College athletes should make a salary


Photo collage created by Riley Swanson.

College athletics has become a billion-dollar business all the while the front-line workers, the athletes, are going unpaid. Imagine sacrificing academic time in college for sports and not being paid for that time. 

Being a college athlete is a full-time job. Attending multiple practices a week, games every weekend, and workouts that bleed into different times of the week. These athletes choose to work, study, and be full-time athletes who deserve some benefits.

Each year, colleges make millions of dollars off of their athletic programs. Big-time players such as Zion Williamson, a former Duke basketball star, brought lots of crowds and people from around the country to see the Duke team play basketball. 

Alabama University brought home $164,090,889 from football alone in 2019 according to

Even though collegiate athletes are not professionals, they are still world-class athletes sacrificing their bodies, time, and bringing in revenue and popularity for their school all while not getting paid. Coaches and athletic directors get paid, yet the athletes are the ones who do the actual workload, drive an audience to follow them, and receive nothing in return. 

“College athletics is less a nonprofit enterprise than an industry exploiting its workers,” says Brian Rosenberg, the president of Macalester College, in The New York Times

Rosenberg makes a good point about how universities with top teams can make $20 million a year from sponsorships such as Nike, while athletes who attract the sponsorships come away with nothing.

Each school profits off the labor of their players. Think of all the college sports apparel fans buy. All of that money goes directly to the school, not the players according to the New York Times.

“The student-athletes are handed the same deal year after year, with slight inflation or cost-of-living increases, while the NCAA juggernaut rakes in billions upon billions of dollars to spread throughout the coffers of a broken, corrupt system,” reports Dan Levy from Bleacher Report. 

Scholarships alone are not enough for athletes. With schools and the NCAA making billions of dollars, the athletes deserve some pay.

According to Forbes, the schools in the Pac-12 make $250 million annually, giving the conference around $3 billion due to its current media agreement with ESPN and Fox. The Big Ten has its own network and shares $248 million per year for a total of $4 billion between the Big Ten Network, ESPN, CBS, and Fox.

Not only do colleges make money off of players, but TV networks do too.

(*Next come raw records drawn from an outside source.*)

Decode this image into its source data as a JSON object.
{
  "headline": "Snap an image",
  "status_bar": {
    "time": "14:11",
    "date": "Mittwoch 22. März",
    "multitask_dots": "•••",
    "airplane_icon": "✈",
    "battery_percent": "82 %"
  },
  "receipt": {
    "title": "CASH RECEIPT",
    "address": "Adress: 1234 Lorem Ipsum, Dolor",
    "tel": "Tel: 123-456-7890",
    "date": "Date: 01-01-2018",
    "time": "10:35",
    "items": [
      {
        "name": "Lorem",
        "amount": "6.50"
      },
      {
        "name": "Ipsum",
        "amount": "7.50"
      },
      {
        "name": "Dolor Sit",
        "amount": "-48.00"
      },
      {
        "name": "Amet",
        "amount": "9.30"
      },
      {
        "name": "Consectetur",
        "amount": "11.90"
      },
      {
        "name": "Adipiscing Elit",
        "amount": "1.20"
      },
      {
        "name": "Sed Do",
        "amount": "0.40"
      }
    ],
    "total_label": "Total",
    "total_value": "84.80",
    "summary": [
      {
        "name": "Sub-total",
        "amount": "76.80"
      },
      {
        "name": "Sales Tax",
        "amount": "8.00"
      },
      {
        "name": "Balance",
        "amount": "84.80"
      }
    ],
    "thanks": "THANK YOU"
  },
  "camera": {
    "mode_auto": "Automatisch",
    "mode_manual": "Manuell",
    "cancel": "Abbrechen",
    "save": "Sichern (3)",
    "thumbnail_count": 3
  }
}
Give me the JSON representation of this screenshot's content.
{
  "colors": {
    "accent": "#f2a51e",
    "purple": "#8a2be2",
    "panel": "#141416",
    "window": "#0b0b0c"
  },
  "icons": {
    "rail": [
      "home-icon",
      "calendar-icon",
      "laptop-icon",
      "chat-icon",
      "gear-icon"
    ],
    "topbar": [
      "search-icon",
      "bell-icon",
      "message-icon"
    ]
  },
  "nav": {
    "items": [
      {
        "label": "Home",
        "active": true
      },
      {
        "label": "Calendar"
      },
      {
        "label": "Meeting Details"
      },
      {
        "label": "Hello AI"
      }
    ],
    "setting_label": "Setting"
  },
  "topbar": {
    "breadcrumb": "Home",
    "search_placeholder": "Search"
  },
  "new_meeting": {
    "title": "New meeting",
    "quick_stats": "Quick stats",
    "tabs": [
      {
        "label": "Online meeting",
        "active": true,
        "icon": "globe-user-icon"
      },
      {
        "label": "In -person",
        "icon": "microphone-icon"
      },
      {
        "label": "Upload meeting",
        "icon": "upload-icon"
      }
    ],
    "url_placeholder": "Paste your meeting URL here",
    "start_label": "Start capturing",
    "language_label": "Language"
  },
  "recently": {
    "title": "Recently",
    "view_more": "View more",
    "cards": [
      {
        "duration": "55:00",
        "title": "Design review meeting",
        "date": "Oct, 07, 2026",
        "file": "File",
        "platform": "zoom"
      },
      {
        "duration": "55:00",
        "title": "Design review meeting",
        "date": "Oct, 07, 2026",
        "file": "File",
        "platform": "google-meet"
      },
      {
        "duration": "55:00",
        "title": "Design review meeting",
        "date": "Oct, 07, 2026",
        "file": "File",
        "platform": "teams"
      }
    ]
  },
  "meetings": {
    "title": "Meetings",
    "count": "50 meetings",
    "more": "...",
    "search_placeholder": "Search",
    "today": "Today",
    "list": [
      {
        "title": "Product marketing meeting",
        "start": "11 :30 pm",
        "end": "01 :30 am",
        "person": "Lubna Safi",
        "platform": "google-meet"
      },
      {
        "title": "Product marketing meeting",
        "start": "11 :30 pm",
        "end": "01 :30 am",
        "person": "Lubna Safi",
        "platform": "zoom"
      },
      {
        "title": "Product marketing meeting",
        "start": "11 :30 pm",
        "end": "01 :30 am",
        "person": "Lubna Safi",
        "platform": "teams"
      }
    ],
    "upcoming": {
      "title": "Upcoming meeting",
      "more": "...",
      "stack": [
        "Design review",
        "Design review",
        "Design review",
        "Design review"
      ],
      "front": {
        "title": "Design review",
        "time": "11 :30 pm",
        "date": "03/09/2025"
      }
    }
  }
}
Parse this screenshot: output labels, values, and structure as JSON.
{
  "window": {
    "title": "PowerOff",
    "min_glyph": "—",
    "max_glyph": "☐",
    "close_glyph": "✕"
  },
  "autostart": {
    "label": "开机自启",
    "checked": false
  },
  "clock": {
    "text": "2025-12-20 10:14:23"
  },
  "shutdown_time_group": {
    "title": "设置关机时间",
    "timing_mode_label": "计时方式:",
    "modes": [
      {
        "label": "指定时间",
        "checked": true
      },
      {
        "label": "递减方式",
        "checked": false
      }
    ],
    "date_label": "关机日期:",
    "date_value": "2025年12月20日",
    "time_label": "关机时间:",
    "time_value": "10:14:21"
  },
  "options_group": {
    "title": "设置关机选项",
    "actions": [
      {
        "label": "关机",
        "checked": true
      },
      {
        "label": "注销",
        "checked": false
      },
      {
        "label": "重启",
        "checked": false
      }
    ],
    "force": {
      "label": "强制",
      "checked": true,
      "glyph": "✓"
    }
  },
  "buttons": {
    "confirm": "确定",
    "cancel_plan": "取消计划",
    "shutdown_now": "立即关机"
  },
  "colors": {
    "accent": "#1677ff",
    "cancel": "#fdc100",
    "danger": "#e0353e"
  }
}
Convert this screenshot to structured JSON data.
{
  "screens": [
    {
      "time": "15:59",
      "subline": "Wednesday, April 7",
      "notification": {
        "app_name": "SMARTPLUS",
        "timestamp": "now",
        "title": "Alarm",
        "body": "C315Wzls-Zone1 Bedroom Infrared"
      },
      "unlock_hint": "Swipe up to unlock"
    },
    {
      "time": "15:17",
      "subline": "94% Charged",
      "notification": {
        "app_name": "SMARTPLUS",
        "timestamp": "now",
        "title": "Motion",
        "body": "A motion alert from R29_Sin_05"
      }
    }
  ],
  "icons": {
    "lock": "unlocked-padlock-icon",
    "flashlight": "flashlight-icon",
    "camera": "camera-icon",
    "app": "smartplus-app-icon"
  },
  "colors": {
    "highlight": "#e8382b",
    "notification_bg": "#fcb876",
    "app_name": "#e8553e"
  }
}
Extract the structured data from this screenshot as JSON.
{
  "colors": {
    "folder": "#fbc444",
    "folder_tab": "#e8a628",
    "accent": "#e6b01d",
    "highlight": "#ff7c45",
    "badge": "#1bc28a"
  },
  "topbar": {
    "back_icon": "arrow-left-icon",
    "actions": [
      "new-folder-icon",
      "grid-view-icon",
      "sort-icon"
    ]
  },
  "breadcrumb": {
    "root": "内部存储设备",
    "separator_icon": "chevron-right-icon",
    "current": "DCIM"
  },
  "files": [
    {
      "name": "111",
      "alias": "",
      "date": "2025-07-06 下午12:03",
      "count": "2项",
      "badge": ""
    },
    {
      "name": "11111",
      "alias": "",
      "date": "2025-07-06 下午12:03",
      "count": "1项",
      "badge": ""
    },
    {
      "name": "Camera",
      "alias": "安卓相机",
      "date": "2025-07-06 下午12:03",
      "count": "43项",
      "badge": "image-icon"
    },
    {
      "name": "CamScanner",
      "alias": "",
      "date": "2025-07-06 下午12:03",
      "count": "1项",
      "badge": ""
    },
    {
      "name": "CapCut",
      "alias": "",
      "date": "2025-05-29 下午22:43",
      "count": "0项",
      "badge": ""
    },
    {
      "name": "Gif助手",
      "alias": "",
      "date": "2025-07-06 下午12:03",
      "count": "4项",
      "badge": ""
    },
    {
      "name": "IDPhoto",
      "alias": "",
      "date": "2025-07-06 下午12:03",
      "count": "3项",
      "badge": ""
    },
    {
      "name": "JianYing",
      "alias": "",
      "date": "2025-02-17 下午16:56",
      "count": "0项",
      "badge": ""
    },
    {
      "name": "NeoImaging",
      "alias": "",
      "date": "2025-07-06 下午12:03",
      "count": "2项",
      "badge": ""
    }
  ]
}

The deal between ESPN and the SEC is reportedly the richest deal in college athletics history for a conference. 

“The new extension with ESPN could land each SEC school $29 million to $35 million a year, up from the current deal that pays each school $20 million,” according to Mike Ozanian, Forbes sportswriter.

Schools making this much off TV deals is just prosperous. Whether it be the revenue generated from games or TV deals, the NCAA needs to figure out how to spread the wealth. 

“Say I saunter into a local South Carolina Gamecocks team shop and plunk down $150 for a brand new No. 7 jersey. How much of that should go to Jadeveon Clowney? Half?” comments Dan Levy from bleacher report. 

Jerseys are sold at college football games and the players are not allowed to make anything off of it. 

In some cases, players bring fame to schools. For instance, Zion Williamson put Duke in the spotlight for several months during the basketball season and was on national television every game. For college football, Trevor Lawrence has made Clemson millions in TV deals and winning national championships. Jadaveon Clowny was a star several years ago and made South Carolina football famous for that season. These colleges sell jerseys and make profits off of their outstanding athletes and yet the true workers get nothing, only the college, and the athletic administration.

The NCAA is robbing all college athletes from around the world of money that they deserve. Not all athletes will go professional and some need a jumpstart out of college and deserve one due to the talent and entertainment they are providing for the college and the country’s enjoyment.

According to an analysis from the Economist, if athletes were paid in proportion to the amount of revenue they generated for their own colleges, “The top 10 percent of football and 16 percent of basketball players would be paid around $400,000 and $250,000 a year respectively.” 

This is what all college athletes are missing out on if no change is made.